■ Exercise details: Reproduce the lines below verbatim. Pictures are to be omitted.
(Data extract)
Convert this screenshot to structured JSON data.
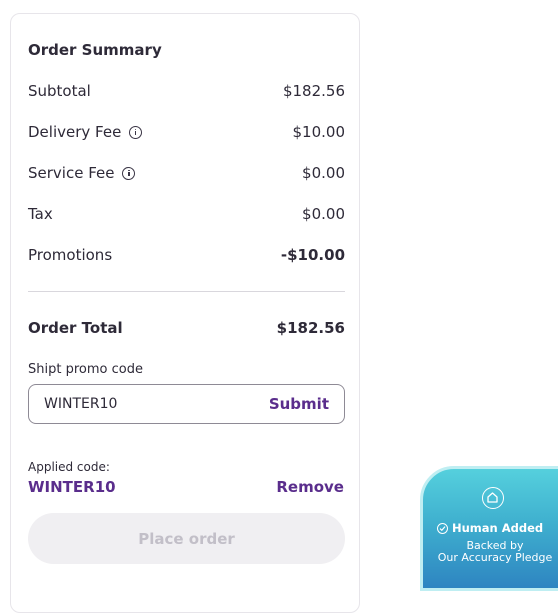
{
  "summary": {
    "title": "Order Summary",
    "rows": [
      {
        "label": "Subtotal",
        "value": "$182.56"
      },
      {
        "label": "Delivery Fee",
        "value": "$10.00"
      },
      {
        "label": "Service Fee",
        "value": "$0.00"
      },
      {
        "label": "Tax",
        "value": "$0.00"
      },
      {
        "label": "Promotions",
        "value": "-$10.00"
      }
    ],
    "total_label": "Order Total",
    "total_value": "$182.56"
  },
  "promo": {
    "label": "Shipt promo code",
    "input_value": "WINTER10",
    "submit_label": "Submit",
    "applied_label": "Applied code:",
    "applied_code": "WINTER10",
    "remove_label": "Remove"
  },
  "place_order_label": "Place order",
  "badge": {
    "title": "Human Added",
    "line1": "Backed by",
    "line2": "Our Accuracy Pledge"
  },
  "colors": {
    "accent": "#5a2d8c",
    "negative": "#b1391b"
  }
}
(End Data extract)
■ Answer section:
Convert this screenshot to structured JSON data.
{
  "summary": {
    "title": "Order Summary",
    "rows": [
      {
        "label": "Subtotal",
        "value": "$182.56"
      },
      {
        "label": "Delivery Fee",
        "value": "$10.00"
      },
      {
        "label": "Service Fee",
        "value": "$0.00"
      },
      {
        "label": "Tax",
        "value": "$0.00"
      },
      {
        "label": "Promotions",
        "value": "-$10.00"
      }
    ],
    "total_label": "Order Total",
    "total_value": "$182.56"
  },
  "promo": {
    "label": "Shipt promo code",
    "input_value": "WINTER10",
    "submit_label": "Submit",
    "applied_label": "Applied code:",
    "applied_code": "WINTER10",
    "remove_label": "Remove"
  },
  "place_order_label": "Place order",
  "badge": {
    "title": "Human Added",
    "line1": "Backed by",
    "line2": "Our Accuracy Pledge"
  },
  "colors": {
    "accent": "#5a2d8c",
    "negative": "#b1391b"
  }
}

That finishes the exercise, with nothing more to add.